> Records
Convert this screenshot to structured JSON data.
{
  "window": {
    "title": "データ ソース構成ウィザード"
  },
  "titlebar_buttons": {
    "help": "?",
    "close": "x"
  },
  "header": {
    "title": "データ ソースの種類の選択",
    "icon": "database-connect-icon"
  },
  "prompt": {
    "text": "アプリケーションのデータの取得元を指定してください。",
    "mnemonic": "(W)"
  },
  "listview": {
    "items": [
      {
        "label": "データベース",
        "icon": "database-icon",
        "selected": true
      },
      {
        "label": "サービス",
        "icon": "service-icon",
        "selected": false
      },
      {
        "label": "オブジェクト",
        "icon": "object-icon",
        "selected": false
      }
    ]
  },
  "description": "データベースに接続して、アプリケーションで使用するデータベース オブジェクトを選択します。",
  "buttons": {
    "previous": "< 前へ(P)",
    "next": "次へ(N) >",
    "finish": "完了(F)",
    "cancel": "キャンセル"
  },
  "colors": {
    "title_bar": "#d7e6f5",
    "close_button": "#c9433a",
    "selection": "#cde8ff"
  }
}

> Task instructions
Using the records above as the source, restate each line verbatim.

> Solution below
Convert this screenshot to structured JSON data.
{
  "window": {
    "title": "データ ソース構成ウィザード"
  },
  "titlebar_buttons": {
    "help": "?",
    "close": "x"
  },
  "header": {
    "title": "データ ソースの種類の選択",
    "icon": "database-connect-icon"
  },
  "prompt": {
    "text": "アプリケーションのデータの取得元を指定してください。",
    "mnemonic": "(W)"
  },
  "listview": {
    "items": [
      {
        "label": "データベース",
        "icon": "database-icon",
        "selected": true
      },
      {
        "label": "サービス",
        "icon": "service-icon",
        "selected": false
      },
      {
        "label": "オブジェクト",
        "icon": "object-icon",
        "selected": false
      }
    ]
  },
  "description": "データベースに接続して、アプリケーションで使用するデータベース オブジェクトを選択します。",
  "buttons": {
    "previous": "< 前へ(P)",
    "next": "次へ(N) >",
    "finish": "完了(F)",
    "cancel": "キャンセル"
  },
  "colors": {
    "title_bar": "#d7e6f5",
    "close_button": "#c9433a",
    "selection": "#cde8ff"
  }
}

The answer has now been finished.